When threatened, they prefer to take off but they’ll revert to a different strategy when the threat persists.
They’ll put on a display with their skin turning a bright yellow and each of the rings flashing a bright iridescent blue. Now that’s not an invitation to play. It’s a warning to back off.
If you disregard and move in to touch the octopus, it will, of course, bite you. It’s a small and painless bite but one that sets off a chain of fatal events.
Through it, the blue-ringed octopus injects one of the most lethal venoms that is enough; get this, to kill up to 26 adult humans within a matter of minutes. And worst of all is that there is no antidote for the venom.
The venom causes total body paralysis where even though you’re fully aware of your surroundings, you can neither move nor do anything.
#7 Great White Shark
Great white sharks are right on top of the food chain in ecosystems where they frequent – and that’s pretty much in every ocean on the globe. But narrowing down, these marine apex predators prefer waters with temperature ranges of between 12 and 24 degrees Celsius. So they’re found in abundance in the Mediterranean, South Africa, Japan, and the United States.

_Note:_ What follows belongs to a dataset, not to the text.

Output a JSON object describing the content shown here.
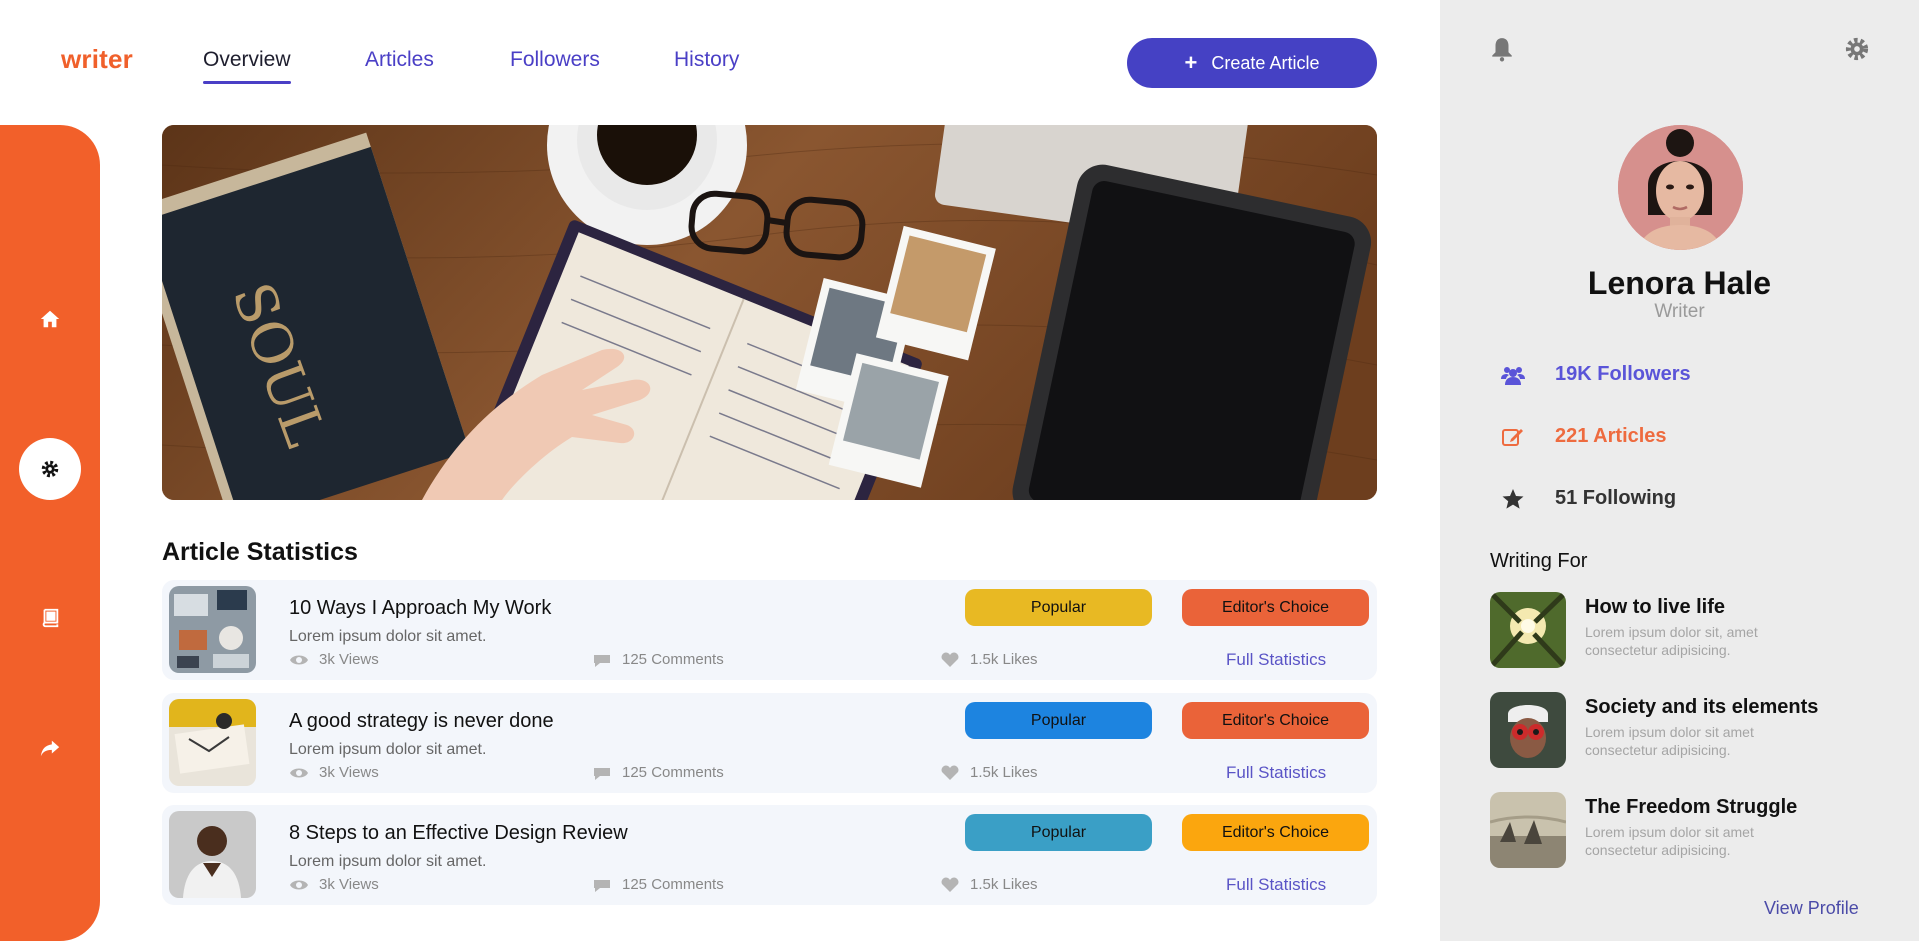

While most animals in this video create an air of terror around them due to either poison or venom, the great white shark depends on its size to intimidate and subdue prey or perceived threat.